Failure is never nice and it can be hard to see children struggling. Our instinct is to help and/or rescue them. However, it is important to allow children to test their own limitations and to get things wrong in order to build their resilience and confidence. Failure is a part of success and a person that can fail and keep going will succeed much more than someone who avoids failure altogether. Our brilliance is often found outside of our comfort zone. However, to reach it we need to put ourselves in unfamiliar territory and risk not knowing all of the answers. A person that views failure as a stepping stone to success, will be more confident and secure than someone who allows it to define them. Allowing children to test their own limitations and to fail, but also teaching them how to use that experience as a tool to develop, will give them more resilience and confidence in their abilities and strengths.
Teach children about gratitude
We teach children to say ‘thank you’ but we rarely teach them about gratitude. It can sometimes be an empty phrase used through habit rather than being fully understood. Studies have shown that practising gratitude on a daily basis has a huge impact on our emotional wellbeing as it breaks the cycle of negative emotion. A person that can see the beauty in the small things will be happier than one who looks at their life through a more negative lens. By teaching children to give thanks daily for normal, everyday things and to explain why they are grateful for them, we will help them to view their life from a positive angle. This will not only nurture their emotional wellbeing now but will instil a practice in them that will support them to be happier throughout life in general. (Get a free pack at www.earlyyearsstorybox.com/gratitude)
Use stories to help children to process thoughts and feelings
Stories are an incredibly powerful tool to allow children to process their own thoughts and feelings. It is so much easier in life to go through a situation if you know someone who has already been through it and come out the other side. It gives you a light at the end of the tunnel. Characters in stories can be that ‘friend’ for children and can reassure them that everything is going to be okay at times when they feel vulnerable. Stories can also plant positive seeds in little minds and instil positive values. If you can also do fun activities that link to the story, you give children the opportunity to explore the themes and concepts even further. You get a lot more out of children if you are chit-chatting alongside doing something fun. By the activity linking to the characters and storyline, you can talk about themes and concepts as you are having fun together. This opens the door to many magical conversations that in turn, support children to process their own feelings and emotions too.

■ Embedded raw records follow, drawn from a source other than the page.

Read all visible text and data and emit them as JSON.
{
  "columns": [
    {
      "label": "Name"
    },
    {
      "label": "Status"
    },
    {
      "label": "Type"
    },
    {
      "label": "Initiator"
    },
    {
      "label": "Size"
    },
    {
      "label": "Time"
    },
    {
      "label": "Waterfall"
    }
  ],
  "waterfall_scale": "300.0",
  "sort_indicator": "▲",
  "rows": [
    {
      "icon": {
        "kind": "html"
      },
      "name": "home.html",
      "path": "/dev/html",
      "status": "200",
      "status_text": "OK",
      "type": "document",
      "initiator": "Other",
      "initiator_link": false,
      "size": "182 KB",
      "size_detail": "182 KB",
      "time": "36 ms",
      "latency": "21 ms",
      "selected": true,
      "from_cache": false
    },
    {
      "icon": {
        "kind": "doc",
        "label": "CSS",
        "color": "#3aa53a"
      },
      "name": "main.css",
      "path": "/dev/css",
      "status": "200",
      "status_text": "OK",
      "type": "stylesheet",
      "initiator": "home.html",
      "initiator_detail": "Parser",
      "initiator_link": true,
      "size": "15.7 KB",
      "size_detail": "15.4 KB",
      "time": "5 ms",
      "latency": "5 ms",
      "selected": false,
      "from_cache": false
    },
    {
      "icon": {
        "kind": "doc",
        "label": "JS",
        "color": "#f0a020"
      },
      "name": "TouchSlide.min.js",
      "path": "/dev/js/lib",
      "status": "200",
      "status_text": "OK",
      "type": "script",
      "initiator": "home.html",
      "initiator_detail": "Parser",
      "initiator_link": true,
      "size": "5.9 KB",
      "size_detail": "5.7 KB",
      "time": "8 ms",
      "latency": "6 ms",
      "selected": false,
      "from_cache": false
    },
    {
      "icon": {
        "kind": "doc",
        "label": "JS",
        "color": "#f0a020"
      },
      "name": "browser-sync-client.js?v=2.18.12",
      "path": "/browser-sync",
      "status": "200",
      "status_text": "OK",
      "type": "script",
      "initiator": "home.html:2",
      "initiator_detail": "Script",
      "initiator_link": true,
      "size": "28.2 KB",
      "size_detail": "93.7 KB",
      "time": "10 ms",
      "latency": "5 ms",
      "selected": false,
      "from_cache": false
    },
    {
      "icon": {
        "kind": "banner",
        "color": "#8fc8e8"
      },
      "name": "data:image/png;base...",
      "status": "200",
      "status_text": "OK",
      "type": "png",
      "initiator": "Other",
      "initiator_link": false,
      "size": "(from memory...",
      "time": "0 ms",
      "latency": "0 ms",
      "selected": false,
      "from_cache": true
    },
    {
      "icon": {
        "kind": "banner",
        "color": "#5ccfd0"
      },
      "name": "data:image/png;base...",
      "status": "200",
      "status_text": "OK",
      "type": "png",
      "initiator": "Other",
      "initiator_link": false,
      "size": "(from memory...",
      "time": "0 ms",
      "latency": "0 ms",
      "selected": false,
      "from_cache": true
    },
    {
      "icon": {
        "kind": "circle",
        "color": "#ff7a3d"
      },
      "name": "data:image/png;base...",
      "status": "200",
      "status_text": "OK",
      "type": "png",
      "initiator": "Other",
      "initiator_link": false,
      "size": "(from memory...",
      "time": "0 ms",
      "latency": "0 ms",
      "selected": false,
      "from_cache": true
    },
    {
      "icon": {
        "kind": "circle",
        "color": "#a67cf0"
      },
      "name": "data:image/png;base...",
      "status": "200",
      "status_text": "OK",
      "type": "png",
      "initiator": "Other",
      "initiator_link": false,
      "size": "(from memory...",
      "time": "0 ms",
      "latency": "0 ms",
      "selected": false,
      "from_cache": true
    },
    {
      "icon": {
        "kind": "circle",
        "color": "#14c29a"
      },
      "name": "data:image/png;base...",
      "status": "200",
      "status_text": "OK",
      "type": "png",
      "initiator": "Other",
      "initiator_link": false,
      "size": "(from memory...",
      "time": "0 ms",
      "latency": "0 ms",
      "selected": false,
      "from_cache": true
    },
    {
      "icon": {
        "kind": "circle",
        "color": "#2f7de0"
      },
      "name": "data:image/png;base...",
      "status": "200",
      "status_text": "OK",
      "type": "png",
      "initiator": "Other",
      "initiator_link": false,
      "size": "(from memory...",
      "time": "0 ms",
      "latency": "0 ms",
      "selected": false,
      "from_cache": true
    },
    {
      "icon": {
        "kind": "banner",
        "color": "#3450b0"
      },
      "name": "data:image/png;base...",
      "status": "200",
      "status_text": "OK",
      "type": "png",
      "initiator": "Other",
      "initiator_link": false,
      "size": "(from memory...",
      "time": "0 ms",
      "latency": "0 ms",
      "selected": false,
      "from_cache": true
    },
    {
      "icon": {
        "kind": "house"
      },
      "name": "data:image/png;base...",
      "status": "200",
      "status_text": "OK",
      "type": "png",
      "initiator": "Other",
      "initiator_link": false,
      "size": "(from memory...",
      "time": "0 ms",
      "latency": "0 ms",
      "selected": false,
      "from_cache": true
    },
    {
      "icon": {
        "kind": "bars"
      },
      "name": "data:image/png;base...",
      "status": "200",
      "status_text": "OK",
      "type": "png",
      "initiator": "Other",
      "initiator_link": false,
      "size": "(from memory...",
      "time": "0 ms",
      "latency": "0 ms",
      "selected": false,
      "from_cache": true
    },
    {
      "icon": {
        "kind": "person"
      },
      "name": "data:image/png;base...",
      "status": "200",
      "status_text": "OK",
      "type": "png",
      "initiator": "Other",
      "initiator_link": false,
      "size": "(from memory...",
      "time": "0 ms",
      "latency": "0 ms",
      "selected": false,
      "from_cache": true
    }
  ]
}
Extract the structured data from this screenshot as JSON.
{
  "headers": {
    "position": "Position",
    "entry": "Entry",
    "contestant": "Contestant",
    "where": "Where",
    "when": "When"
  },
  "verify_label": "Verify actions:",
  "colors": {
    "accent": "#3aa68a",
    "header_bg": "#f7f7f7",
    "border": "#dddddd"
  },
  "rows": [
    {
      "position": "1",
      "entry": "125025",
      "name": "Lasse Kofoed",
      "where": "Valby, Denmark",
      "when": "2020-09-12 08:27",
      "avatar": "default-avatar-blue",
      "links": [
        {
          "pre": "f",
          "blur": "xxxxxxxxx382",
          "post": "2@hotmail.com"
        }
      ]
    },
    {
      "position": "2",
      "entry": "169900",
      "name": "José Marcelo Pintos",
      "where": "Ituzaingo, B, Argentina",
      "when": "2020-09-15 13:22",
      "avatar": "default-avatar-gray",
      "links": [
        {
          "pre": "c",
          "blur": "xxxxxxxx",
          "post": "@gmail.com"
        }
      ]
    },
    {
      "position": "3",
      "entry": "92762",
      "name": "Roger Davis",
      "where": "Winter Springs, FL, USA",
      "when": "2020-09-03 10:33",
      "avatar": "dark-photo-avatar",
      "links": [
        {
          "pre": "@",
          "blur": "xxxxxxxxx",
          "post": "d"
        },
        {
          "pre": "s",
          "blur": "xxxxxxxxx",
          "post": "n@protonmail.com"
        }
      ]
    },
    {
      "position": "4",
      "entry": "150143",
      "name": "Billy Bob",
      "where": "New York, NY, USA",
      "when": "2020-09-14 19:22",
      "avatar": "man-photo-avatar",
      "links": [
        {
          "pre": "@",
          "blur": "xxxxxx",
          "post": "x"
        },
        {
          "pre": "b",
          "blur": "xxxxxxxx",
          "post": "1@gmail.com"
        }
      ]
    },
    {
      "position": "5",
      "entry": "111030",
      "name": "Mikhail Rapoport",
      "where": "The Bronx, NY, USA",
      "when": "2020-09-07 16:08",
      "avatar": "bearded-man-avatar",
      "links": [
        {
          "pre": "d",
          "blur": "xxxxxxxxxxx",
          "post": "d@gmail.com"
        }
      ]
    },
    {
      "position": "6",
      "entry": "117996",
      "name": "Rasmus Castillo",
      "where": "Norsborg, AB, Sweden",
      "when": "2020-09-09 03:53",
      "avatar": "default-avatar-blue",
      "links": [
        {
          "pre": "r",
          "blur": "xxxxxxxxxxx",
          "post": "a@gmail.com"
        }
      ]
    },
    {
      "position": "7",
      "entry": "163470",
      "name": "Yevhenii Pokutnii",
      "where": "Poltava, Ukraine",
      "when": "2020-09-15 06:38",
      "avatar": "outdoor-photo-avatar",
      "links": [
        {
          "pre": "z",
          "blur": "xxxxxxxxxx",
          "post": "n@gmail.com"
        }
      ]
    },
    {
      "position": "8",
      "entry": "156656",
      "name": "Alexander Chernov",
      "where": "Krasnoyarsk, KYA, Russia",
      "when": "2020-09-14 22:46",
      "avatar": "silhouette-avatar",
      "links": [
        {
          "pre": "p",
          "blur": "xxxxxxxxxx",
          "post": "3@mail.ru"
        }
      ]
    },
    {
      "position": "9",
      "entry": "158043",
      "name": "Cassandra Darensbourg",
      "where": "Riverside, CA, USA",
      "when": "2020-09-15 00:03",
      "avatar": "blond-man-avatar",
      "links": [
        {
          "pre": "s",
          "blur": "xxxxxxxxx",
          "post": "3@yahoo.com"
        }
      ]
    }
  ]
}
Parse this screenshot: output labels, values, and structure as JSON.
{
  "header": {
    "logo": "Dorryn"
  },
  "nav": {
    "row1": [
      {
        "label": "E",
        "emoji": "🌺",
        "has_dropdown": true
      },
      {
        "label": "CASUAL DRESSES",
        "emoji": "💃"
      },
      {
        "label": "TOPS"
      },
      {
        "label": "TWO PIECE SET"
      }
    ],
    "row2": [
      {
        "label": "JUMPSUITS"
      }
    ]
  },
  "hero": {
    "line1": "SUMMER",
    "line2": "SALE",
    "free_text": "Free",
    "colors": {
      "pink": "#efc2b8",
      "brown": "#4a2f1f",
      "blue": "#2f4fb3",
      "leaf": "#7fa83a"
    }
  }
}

To get unlimited access to storybooks with linking resources for just £9.99 for the whole year and to receive 2 free limited-edition storybooks just visit www.earlyyearsstorybox.com/subscribe and use the discount code PARENTA-5
About the author
Stacey Kelly is a former teacher, a parent to 2 beautiful babies and the founder of Early Years Story Box, which is a subscription website providing children’s storybooks and early years resources. She is passionate about building children’s imagination, creativity and self-belief and about creating awareness of the impact that the Early Years have on a child’s future. Stacey loves her role as a writer, illustrator and public speaker and believes in the power of personal development. She is also on a mission to empower children to live a life full of happiness and fulfilment, which is why she launched the #ThankYouOaky Gratitude Movement.